Yet a brazen attack on the nation’s Capitol — scaling walls, bashing through windows and ransacking the offices and chambers of our nation’s top elected representatives — yielded a shockingly limp response by police. The rioters openly defied police orders to cease and desist.
Of the hundreds of people who stormed the Capitol and the thousands more who violated an emergency 6 p.m. curfew, only 68 people were arrested in this wanton display of lawlessness, most for curfew violations.
Black Americans were left justifiably shaking their heads, imagining how different the response certainly would have been if it had been a crowd of Black protesters doing the same thing.
Trump, the self-described “law and order” president who threatened to enact the Insurrection Act last summer amid protests around the country against the killing of George Floyd, on Wednesday referred to his rampaging supporters as “very special.” He expressed his “love” for them.
In June, he ordered peaceful Black Lives Matter protesters to be tear-gassed so he could arrange a photo op near the White House. The Capitol Hill rioters got off with a hand slap, if even that.
The tragic irony here is that the difference in the way law enforcement treats Black Americans compared to their white counterparts is exactly what the Black Lives Matter protests are about.
Last year, when Kyle Rittenhouse, a white 17-year-old from Illinois, headed to Kenosha, Wisconsin, with his semiautomatic rifle to join a local vigilante group, local police praised the group for standing guard outside businesses during Black Lives Matter protests. After he allegedly shot three people, killing two, he was allowed to leave the scene unimpeded by police.
In June 2015, after white supremacist Dylann Roof murdered nine Black churchgoers in their Charleston, South Carolina, place of worship, the mass murderer was treated kindly by police and even brought a Burger King hamburger to eat before recording his confession of his atrocious crimes.
Contrast that treatment with the “rough ride” treatment given to Freddie Gray by the Baltimore police that same year. Gray, a 25 year-old Black man, died from injuries he sustained while being transported in the back of a police van.

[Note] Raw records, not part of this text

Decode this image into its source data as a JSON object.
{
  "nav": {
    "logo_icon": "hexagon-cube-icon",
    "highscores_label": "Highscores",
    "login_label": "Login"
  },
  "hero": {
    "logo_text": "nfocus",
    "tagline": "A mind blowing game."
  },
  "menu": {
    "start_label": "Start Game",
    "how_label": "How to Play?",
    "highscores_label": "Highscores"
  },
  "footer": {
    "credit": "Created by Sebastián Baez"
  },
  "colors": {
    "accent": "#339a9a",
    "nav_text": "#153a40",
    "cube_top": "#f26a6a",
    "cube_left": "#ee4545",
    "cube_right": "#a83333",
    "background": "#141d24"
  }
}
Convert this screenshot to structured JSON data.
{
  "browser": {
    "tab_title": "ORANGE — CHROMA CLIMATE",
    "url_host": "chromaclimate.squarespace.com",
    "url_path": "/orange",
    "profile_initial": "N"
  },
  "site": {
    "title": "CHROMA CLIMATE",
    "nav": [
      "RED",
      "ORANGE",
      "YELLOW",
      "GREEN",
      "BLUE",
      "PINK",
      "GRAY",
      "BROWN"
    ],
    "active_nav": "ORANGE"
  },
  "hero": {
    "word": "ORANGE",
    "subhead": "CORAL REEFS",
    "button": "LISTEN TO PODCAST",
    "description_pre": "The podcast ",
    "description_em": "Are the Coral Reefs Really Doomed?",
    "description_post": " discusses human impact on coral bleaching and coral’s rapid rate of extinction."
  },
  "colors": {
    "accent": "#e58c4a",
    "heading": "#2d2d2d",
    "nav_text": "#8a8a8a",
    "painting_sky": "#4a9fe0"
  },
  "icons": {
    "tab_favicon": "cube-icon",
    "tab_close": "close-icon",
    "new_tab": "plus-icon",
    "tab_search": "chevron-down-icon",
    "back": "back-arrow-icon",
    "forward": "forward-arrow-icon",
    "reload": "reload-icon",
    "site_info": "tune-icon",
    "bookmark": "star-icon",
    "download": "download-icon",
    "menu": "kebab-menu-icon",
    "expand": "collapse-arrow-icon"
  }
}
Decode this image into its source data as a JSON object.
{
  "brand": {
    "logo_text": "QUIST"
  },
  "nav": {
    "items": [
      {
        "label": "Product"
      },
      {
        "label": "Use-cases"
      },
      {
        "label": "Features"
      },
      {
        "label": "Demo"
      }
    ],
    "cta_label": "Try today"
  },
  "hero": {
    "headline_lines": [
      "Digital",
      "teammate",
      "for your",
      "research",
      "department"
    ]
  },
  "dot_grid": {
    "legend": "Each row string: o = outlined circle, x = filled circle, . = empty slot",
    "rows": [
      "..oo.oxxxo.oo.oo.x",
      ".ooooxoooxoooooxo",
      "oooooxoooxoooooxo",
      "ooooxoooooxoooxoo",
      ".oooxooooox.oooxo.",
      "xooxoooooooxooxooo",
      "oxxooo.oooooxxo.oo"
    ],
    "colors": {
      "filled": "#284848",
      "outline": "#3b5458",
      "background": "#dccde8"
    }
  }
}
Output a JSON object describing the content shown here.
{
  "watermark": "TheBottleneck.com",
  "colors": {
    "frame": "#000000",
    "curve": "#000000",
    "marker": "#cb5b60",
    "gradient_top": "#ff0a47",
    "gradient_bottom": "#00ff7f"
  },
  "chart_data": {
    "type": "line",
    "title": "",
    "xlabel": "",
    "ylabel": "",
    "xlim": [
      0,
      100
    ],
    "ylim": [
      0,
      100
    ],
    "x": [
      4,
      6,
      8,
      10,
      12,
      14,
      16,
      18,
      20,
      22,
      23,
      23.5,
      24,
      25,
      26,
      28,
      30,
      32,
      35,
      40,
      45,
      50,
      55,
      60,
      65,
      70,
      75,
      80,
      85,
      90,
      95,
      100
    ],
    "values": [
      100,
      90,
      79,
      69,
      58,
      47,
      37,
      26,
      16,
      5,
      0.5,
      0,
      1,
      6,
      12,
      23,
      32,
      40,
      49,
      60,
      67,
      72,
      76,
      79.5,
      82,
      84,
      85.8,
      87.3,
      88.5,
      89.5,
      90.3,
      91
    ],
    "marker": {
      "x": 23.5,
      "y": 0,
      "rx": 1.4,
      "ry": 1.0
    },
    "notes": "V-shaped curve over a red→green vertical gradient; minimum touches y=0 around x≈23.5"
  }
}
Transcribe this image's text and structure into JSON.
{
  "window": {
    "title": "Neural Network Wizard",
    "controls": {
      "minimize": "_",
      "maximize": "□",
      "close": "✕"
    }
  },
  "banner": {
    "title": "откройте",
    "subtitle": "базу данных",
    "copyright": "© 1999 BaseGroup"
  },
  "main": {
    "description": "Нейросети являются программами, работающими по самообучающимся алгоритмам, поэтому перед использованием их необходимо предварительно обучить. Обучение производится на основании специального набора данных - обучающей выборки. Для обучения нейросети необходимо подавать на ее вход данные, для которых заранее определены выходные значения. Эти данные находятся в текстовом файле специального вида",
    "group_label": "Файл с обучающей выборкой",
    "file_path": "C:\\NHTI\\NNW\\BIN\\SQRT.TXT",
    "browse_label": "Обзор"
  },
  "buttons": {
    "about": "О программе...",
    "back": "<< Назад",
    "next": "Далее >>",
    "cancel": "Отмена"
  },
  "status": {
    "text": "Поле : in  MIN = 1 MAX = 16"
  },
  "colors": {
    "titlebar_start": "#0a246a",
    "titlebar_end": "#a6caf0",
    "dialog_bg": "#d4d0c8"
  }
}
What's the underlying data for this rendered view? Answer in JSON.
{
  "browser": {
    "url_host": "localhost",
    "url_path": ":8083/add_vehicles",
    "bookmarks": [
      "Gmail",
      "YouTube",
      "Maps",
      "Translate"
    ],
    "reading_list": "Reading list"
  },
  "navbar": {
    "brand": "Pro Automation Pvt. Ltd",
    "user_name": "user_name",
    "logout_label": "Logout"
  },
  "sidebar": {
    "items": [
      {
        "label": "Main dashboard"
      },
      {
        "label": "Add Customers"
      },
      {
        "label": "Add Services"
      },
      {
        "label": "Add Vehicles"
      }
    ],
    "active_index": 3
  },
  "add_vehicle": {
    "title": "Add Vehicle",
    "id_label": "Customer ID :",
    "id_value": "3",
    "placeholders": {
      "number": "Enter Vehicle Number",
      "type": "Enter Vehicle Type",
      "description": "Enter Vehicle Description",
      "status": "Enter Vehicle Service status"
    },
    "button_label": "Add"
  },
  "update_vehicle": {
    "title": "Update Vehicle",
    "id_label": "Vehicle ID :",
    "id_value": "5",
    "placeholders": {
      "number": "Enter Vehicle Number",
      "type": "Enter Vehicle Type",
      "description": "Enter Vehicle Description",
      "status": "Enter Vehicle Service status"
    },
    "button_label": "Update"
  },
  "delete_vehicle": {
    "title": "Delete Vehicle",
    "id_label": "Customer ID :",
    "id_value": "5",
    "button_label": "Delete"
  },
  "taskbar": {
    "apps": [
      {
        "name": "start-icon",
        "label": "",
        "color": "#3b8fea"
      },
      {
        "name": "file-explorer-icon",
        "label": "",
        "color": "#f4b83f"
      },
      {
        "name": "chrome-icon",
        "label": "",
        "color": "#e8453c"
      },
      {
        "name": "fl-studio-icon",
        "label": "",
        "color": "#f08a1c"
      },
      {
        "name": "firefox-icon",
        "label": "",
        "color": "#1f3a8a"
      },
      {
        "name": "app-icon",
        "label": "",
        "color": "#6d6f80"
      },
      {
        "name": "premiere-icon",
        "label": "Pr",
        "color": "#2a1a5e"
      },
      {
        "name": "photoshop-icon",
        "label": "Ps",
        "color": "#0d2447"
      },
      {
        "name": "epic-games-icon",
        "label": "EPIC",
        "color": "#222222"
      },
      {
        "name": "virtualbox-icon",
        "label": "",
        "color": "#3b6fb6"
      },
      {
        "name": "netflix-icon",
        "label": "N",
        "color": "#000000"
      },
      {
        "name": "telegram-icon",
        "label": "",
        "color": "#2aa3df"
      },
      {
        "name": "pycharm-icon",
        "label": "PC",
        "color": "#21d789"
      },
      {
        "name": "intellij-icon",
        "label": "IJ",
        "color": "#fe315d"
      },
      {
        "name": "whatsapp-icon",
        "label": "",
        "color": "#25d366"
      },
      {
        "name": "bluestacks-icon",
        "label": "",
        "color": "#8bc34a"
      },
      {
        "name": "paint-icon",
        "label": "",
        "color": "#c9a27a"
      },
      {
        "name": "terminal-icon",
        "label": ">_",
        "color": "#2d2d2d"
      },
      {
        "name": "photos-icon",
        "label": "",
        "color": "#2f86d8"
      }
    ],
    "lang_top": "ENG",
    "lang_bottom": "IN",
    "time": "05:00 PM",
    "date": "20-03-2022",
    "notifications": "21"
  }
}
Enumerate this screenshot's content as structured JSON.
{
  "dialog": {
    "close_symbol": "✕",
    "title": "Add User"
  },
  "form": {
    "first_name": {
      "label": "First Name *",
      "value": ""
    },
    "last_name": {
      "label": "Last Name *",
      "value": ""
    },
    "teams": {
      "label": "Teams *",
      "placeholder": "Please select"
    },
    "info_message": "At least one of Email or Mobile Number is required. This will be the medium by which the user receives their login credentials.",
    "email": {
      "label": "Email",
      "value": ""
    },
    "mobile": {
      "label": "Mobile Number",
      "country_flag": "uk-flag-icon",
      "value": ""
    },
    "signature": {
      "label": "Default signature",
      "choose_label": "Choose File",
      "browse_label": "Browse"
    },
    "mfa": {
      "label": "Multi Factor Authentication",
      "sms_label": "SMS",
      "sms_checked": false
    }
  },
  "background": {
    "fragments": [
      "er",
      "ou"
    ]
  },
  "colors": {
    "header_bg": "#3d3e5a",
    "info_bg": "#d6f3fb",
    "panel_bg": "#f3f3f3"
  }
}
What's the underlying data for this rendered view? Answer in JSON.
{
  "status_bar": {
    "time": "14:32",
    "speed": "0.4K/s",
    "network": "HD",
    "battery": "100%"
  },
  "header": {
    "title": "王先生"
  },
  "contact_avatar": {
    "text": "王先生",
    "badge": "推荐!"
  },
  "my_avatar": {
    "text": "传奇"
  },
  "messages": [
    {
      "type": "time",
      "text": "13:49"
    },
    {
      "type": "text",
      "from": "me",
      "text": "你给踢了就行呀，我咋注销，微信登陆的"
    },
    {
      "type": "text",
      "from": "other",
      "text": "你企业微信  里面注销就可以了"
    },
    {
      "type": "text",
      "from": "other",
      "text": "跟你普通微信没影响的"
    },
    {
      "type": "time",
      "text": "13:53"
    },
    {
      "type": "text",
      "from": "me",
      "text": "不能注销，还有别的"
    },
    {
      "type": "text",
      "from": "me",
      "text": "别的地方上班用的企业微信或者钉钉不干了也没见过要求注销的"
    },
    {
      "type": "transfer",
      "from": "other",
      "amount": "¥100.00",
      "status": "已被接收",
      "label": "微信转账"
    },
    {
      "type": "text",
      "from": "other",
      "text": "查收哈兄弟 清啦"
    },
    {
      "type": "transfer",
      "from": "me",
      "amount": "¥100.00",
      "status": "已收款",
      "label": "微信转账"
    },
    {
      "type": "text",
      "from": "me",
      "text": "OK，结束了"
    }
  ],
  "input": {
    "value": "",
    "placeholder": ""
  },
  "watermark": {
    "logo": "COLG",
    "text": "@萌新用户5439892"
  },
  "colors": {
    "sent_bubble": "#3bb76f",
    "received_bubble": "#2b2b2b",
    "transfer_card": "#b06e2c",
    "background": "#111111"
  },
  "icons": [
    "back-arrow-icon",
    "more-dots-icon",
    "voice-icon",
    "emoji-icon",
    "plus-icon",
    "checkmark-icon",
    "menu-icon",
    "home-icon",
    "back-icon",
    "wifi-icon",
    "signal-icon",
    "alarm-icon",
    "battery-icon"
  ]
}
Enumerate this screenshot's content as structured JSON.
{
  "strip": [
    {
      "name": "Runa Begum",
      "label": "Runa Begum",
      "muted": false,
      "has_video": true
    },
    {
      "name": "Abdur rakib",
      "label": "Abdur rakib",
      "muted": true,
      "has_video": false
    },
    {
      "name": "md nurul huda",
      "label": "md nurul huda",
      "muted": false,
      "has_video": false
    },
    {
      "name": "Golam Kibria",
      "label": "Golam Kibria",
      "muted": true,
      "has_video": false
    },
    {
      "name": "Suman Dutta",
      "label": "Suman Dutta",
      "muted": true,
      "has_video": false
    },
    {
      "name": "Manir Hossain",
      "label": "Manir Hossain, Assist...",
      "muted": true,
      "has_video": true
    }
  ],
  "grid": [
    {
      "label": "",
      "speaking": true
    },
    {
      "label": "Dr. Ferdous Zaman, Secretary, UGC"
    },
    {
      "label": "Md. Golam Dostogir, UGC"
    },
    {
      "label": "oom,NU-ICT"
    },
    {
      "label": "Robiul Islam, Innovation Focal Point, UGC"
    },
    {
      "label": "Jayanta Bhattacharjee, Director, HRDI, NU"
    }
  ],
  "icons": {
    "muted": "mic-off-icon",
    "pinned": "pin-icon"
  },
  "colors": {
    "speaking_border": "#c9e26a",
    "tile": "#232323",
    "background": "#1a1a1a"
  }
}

The right to equal protection under the law remains elusive for too many Americans. Respect and kid-gloves treatment was the last thing the violent, traitorous insurrectionists deserved after Wednesday’s attack on the nation’s most sacred symbol of democracy.